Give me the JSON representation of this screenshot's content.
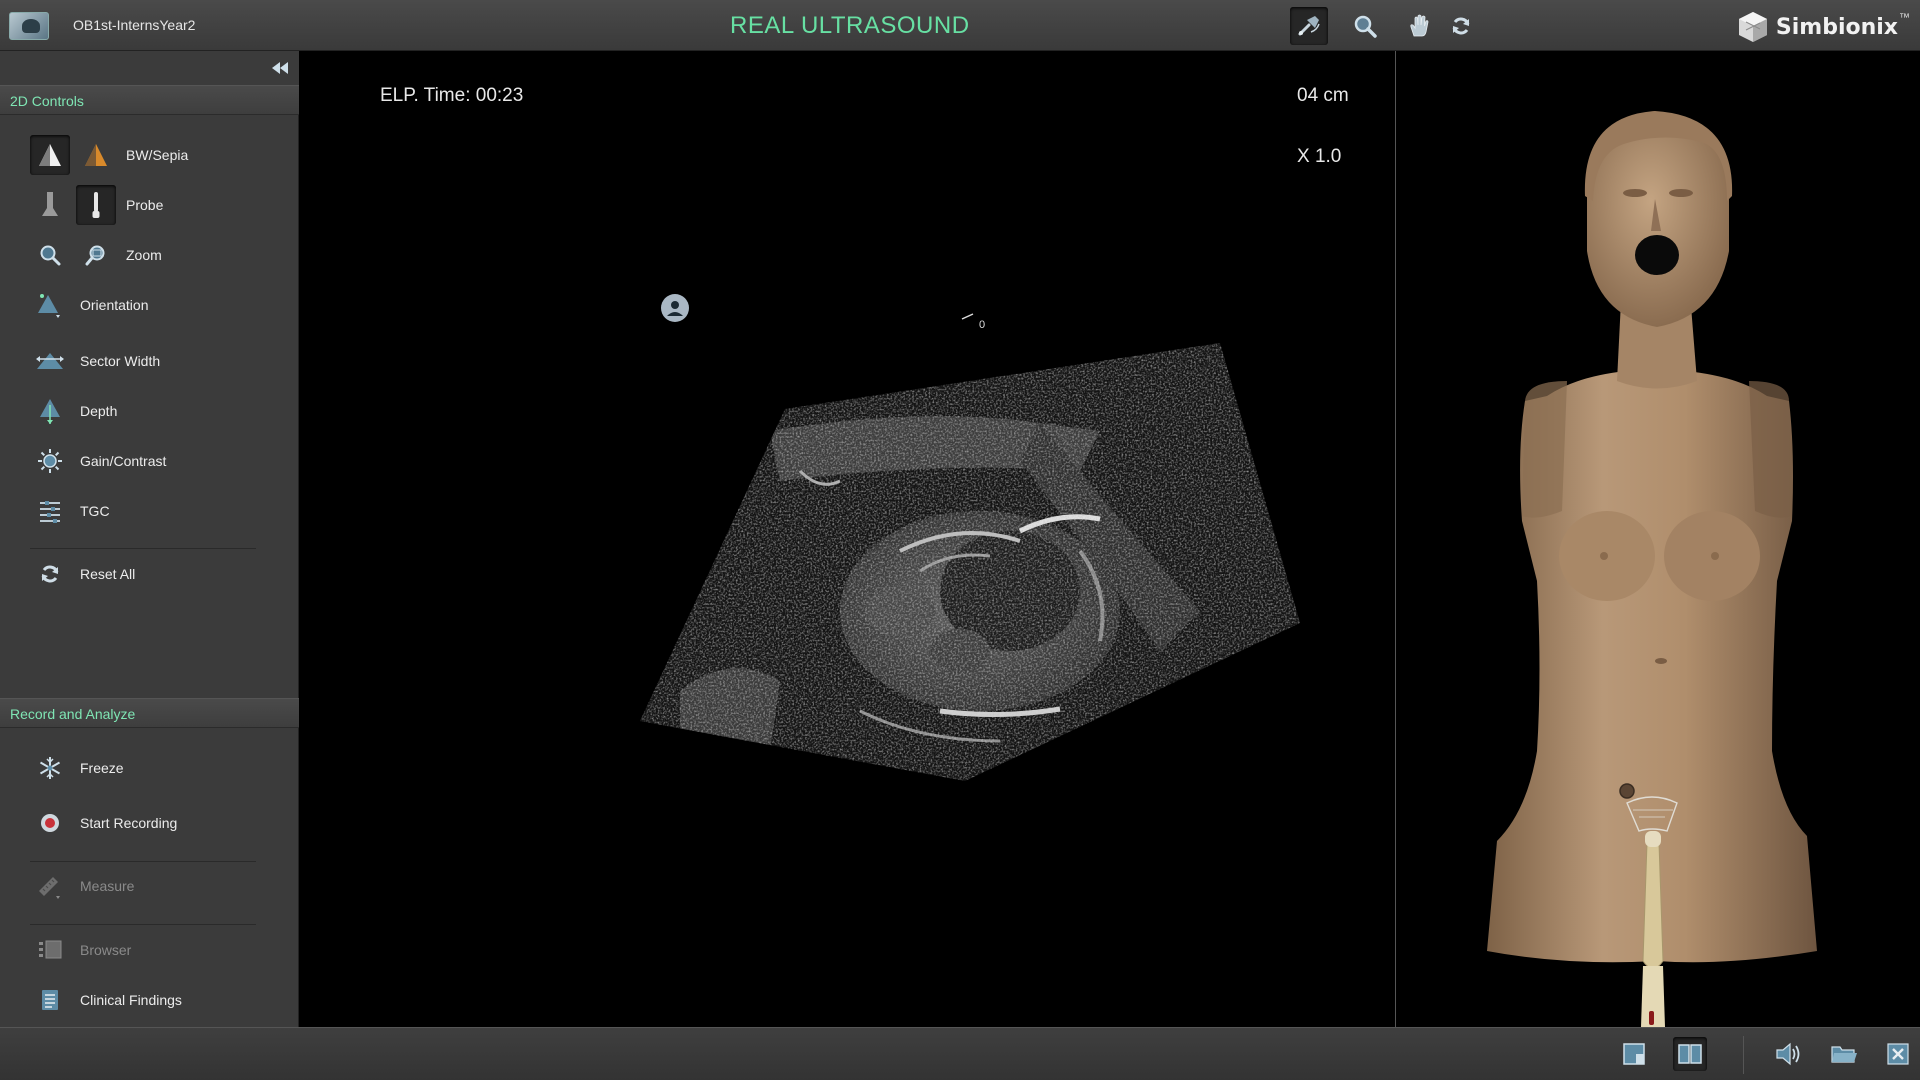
{
  "header": {
    "case_name": "OB1st-InternsYear2",
    "module_title": "REAL ULTRASOUND",
    "brand": "Simbionix",
    "brand_mark": "™",
    "tools": [
      "probe-tool-icon",
      "search-icon",
      "hand-pan-icon",
      "rotate-icon"
    ]
  },
  "left_panel": {
    "controls_header": "2D Controls",
    "controls": [
      {
        "id": "bw-sepia",
        "label": "BW/Sepia"
      },
      {
        "id": "probe",
        "label": "Probe"
      },
      {
        "id": "zoom",
        "label": "Zoom"
      },
      {
        "id": "orientation",
        "label": "Orientation"
      },
      {
        "id": "sector-width",
        "label": "Sector Width"
      },
      {
        "id": "depth",
        "label": "Depth"
      },
      {
        "id": "gain-contrast",
        "label": "Gain/Contrast"
      },
      {
        "id": "tgc",
        "label": "TGC"
      },
      {
        "id": "reset-all",
        "label": "Reset All"
      }
    ],
    "record_header": "Record and Analyze",
    "record_items": [
      {
        "id": "freeze",
        "label": "Freeze",
        "enabled": true
      },
      {
        "id": "start-recording",
        "label": "Start Recording",
        "enabled": true
      },
      {
        "id": "measure",
        "label": "Measure",
        "enabled": false
      },
      {
        "id": "browser",
        "label": "Browser",
        "enabled": false
      },
      {
        "id": "clinical-findings",
        "label": "Clinical Findings",
        "enabled": true
      }
    ]
  },
  "ultrasound": {
    "elapsed_time": "ELP. Time: 00:23",
    "depth": "04 cm",
    "zoom": "X 1.0",
    "scale_zero": "0"
  },
  "bottom_bar": {
    "buttons": [
      "single-view-icon",
      "split-view-icon",
      "volume-icon",
      "folder-icon",
      "close-icon"
    ]
  },
  "colors": {
    "accent_green": "#67e0a3",
    "section_header_text": "#7fe6b4",
    "panel_bg": "#3b3b3b",
    "skin": "#b08e6c"
  }
}
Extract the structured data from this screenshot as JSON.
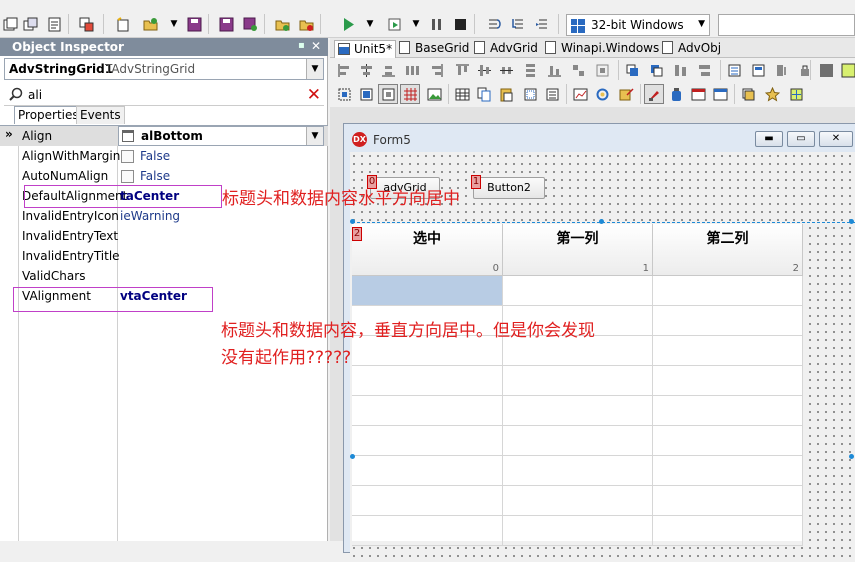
{
  "toolbar": {
    "platform_label": "32-bit Windows"
  },
  "object_inspector": {
    "title": "Object Inspector",
    "component_name": "AdvStringGrid1",
    "component_type": "TAdvStringGrid",
    "search_text": "ali",
    "tabs": [
      "Properties",
      "Events"
    ],
    "properties": [
      {
        "name": "Align",
        "value": "alBottom"
      },
      {
        "name": "AlignWithMargins",
        "value": "False"
      },
      {
        "name": "AutoNumAlign",
        "value": "False"
      },
      {
        "name": "DefaultAlignment",
        "value": "taCenter"
      },
      {
        "name": "InvalidEntryIcon",
        "value": "ieWarning"
      },
      {
        "name": "InvalidEntryText",
        "value": ""
      },
      {
        "name": "InvalidEntryTitle",
        "value": ""
      },
      {
        "name": "ValidChars",
        "value": ""
      },
      {
        "name": "VAlignment",
        "value": "vtaCenter"
      }
    ]
  },
  "editor_tabs": [
    "Unit5*",
    "BaseGrid",
    "AdvGrid",
    "Winapi.Windows",
    "AdvObj"
  ],
  "form": {
    "title": "Form5",
    "logo_text": "DX",
    "button1_label": "advGrid",
    "button2_label": "Button2",
    "tag0": "0",
    "tag1": "1",
    "tag2": "2",
    "grid": {
      "headers": [
        "选中",
        "第一列",
        "第二列"
      ],
      "header_indices": [
        "0",
        "1",
        "2"
      ]
    }
  },
  "annotations": {
    "horizontal_note": "标题头和数据内容水平方向居中",
    "vertical_note_line1": "标题头和数据内容，垂直方向居中。但是你会发现",
    "vertical_note_line2": "没有起作用?????"
  },
  "colors": {
    "annotation": "#e02020",
    "highlight_box": "#c040c8",
    "selected_cell": "#b8cce4"
  }
}
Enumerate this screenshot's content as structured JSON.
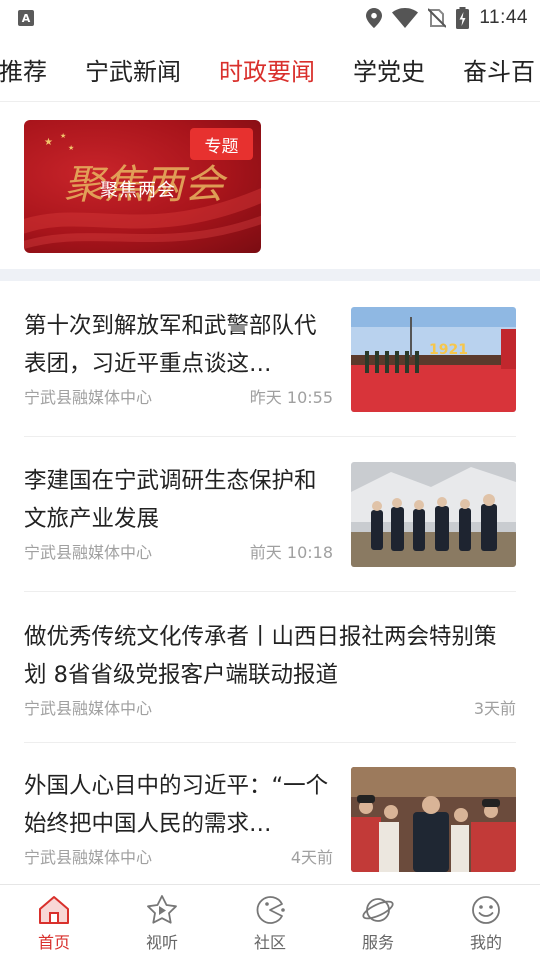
{
  "status_bar": {
    "keyboard_indicator": "A",
    "time": "11:44",
    "icons": [
      "location-icon",
      "wifi-icon",
      "no-sim-icon",
      "battery-charging-icon"
    ]
  },
  "tabs": [
    {
      "label": "推荐"
    },
    {
      "label": "宁武新闻"
    },
    {
      "label": "时政要闻",
      "active": true
    },
    {
      "label": "学党史"
    },
    {
      "label": "奋斗百"
    }
  ],
  "banner": {
    "title": "聚焦两会",
    "tag": "专题",
    "calligraphy": "聚焦两会"
  },
  "news": [
    {
      "title": "第十次到解放军和武警部队代表团，习近平重点谈这…",
      "source": "宁武县融媒体中心",
      "time": "昨天 10:55",
      "thumb_text": "1921"
    },
    {
      "title": "李建国在宁武调研生态保护和文旅产业发展",
      "source": "宁武县融媒体中心",
      "time": "前天 10:18",
      "thumb_text": ""
    },
    {
      "title": "做优秀传统文化传承者丨山西日报社两会特别策划 8省省级党报客户端联动报道",
      "source": "宁武县融媒体中心",
      "time": "3天前"
    },
    {
      "title": "外国人心目中的习近平：“一个始终把中国人民的需求…",
      "source": "宁武县融媒体中心",
      "time": "4天前"
    }
  ],
  "bottom_nav": [
    {
      "label": "首页",
      "icon": "home-icon",
      "active": true
    },
    {
      "label": "视听",
      "icon": "play-star-icon"
    },
    {
      "label": "社区",
      "icon": "community-icon"
    },
    {
      "label": "服务",
      "icon": "planet-icon"
    },
    {
      "label": "我的",
      "icon": "smiley-icon"
    }
  ],
  "colors": {
    "accent": "#d9302c",
    "banner_red": "#a8141b",
    "divider": "#eef1f6"
  }
}
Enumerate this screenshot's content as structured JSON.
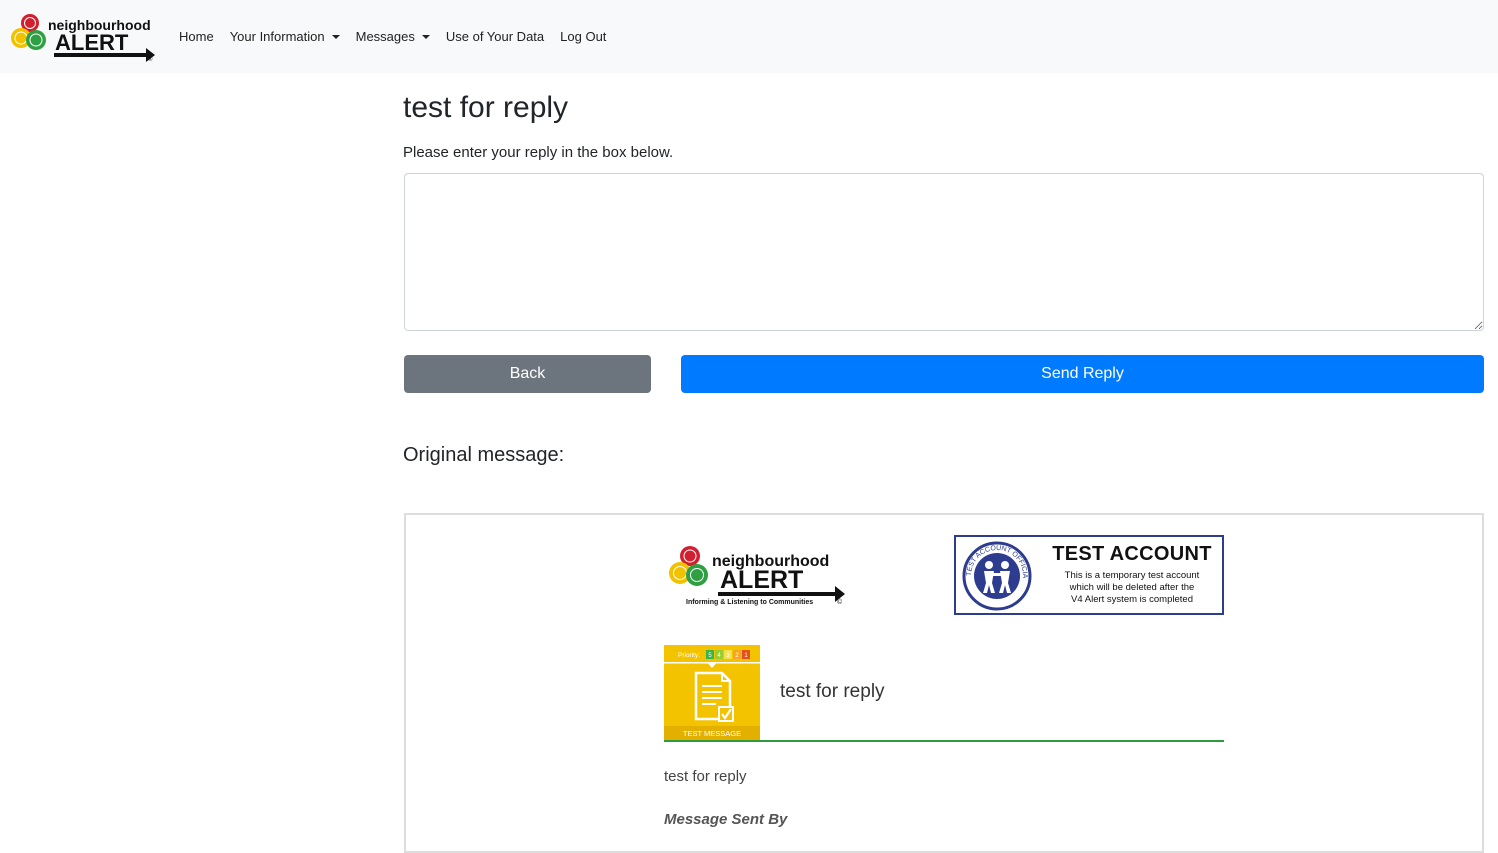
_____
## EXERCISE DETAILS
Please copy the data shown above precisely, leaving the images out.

## EXERCISE RESULT
Give me the JSON representation of this screenshot's content.
{
  "header": {
    "case_name": "OB1st-InternsYear2",
    "module_title": "REAL ULTRASOUND",
    "brand": "Simbionix",
    "brand_mark": "™",
    "tools": [
      "probe-tool-icon",
      "search-icon",
      "hand-pan-icon",
      "rotate-icon"
    ]
  },
  "left_panel": {
    "controls_header": "2D Controls",
    "controls": [
      {
        "id": "bw-sepia",
        "label": "BW/Sepia"
      },
      {
        "id": "probe",
        "label": "Probe"
      },
      {
        "id": "zoom",
        "label": "Zoom"
      },
      {
        "id": "orientation",
        "label": "Orientation"
      },
      {
        "id": "sector-width",
        "label": "Sector Width"
      },
      {
        "id": "depth",
        "label": "Depth"
      },
      {
        "id": "gain-contrast",
        "label": "Gain/Contrast"
      },
      {
        "id": "tgc",
        "label": "TGC"
      },
      {
        "id": "reset-all",
        "label": "Reset All"
      }
    ],
    "record_header": "Record and Analyze",
    "record_items": [
      {
        "id": "freeze",
        "label": "Freeze",
        "enabled": true
      },
      {
        "id": "start-recording",
        "label": "Start Recording",
        "enabled": true
      },
      {
        "id": "measure",
        "label": "Measure",
        "enabled": false
      },
      {
        "id": "browser",
        "label": "Browser",
        "enabled": false
      },
      {
        "id": "clinical-findings",
        "label": "Clinical Findings",
        "enabled": true
      }
    ]
  },
  "ultrasound": {
    "elapsed_time": "ELP. Time: 00:23",
    "depth": "04 cm",
    "zoom": "X 1.0",
    "scale_zero": "0"
  },
  "bottom_bar": {
    "buttons": [
      "single-view-icon",
      "split-view-icon",
      "volume-icon",
      "folder-icon",
      "close-icon"
    ]
  },
  "colors": {
    "accent_green": "#67e0a3",
    "section_header_text": "#7fe6b4",
    "panel_bg": "#3b3b3b",
    "skin": "#b08e6c"
  }
}
Extract the structured data from this screenshot as JSON.
{
  "toolbar": {
    "platform_label": "32-bit Windows"
  },
  "object_inspector": {
    "title": "Object Inspector",
    "component_name": "AdvStringGrid1",
    "component_type": "TAdvStringGrid",
    "search_text": "ali",
    "tabs": [
      "Properties",
      "Events"
    ],
    "properties": [
      {
        "name": "Align",
        "value": "alBottom"
      },
      {
        "name": "AlignWithMargins",
        "value": "False"
      },
      {
        "name": "AutoNumAlign",
        "value": "False"
      },
      {
        "name": "DefaultAlignment",
        "value": "taCenter"
      },
      {
        "name": "InvalidEntryIcon",
        "value": "ieWarning"
      },
      {
        "name": "InvalidEntryText",
        "value": ""
      },
      {
        "name": "InvalidEntryTitle",
        "value": ""
      },
      {
        "name": "ValidChars",
        "value": ""
      },
      {
        "name": "VAlignment",
        "value": "vtaCenter"
      }
    ]
  },
  "editor_tabs": [
    "Unit5*",
    "BaseGrid",
    "AdvGrid",
    "Winapi.Windows",
    "AdvObj"
  ],
  "form": {
    "title": "Form5",
    "logo_text": "DX",
    "button1_label": "advGrid",
    "button2_label": "Button2",
    "tag0": "0",
    "tag1": "1",
    "tag2": "2",
    "grid": {
      "headers": [
        "选中",
        "第一列",
        "第二列"
      ],
      "header_indices": [
        "0",
        "1",
        "2"
      ]
    }
  },
  "annotations": {
    "horizontal_note": "标题头和数据内容水平方向居中",
    "vertical_note_line1": "标题头和数据内容，垂直方向居中。但是你会发现",
    "vertical_note_line2": "没有起作用?????"
  },
  "colors": {
    "annotation": "#e02020",
    "highlight_box": "#c040c8",
    "selected_cell": "#b8cce4"
  }
}
Enumerate this screenshot's content as structured JSON.
{
  "status_bar": {
    "keyboard_indicator": "A",
    "time": "11:44",
    "icons": [
      "location-icon",
      "wifi-icon",
      "no-sim-icon",
      "battery-charging-icon"
    ]
  },
  "tabs": [
    {
      "label": "推荐"
    },
    {
      "label": "宁武新闻"
    },
    {
      "label": "时政要闻",
      "active": true
    },
    {
      "label": "学党史"
    },
    {
      "label": "奋斗百"
    }
  ],
  "banner": {
    "title": "聚焦两会",
    "tag": "专题",
    "calligraphy": "聚焦两会"
  },
  "news": [
    {
      "title": "第十次到解放军和武警部队代表团，习近平重点谈这…",
      "source": "宁武县融媒体中心",
      "time": "昨天 10:55",
      "thumb_text": "1921"
    },
    {
      "title": "李建国在宁武调研生态保护和文旅产业发展",
      "source": "宁武县融媒体中心",
      "time": "前天 10:18",
      "thumb_text": ""
    },
    {
      "title": "做优秀传统文化传承者丨山西日报社两会特别策划 8省省级党报客户端联动报道",
      "source": "宁武县融媒体中心",
      "time": "3天前"
    },
    {
      "title": "外国人心目中的习近平：“一个始终把中国人民的需求…",
      "source": "宁武县融媒体中心",
      "time": "4天前"
    }
  ],
  "bottom_nav": [
    {
      "label": "首页",
      "icon": "home-icon",
      "active": true
    },
    {
      "label": "视听",
      "icon": "play-star-icon"
    },
    {
      "label": "社区",
      "icon": "community-icon"
    },
    {
      "label": "服务",
      "icon": "planet-icon"
    },
    {
      "label": "我的",
      "icon": "smiley-icon"
    }
  ],
  "colors": {
    "accent": "#d9302c",
    "banner_red": "#a8141b",
    "divider": "#eef1f6"
  }
}
Enumerate this screenshot's content as structured JSON.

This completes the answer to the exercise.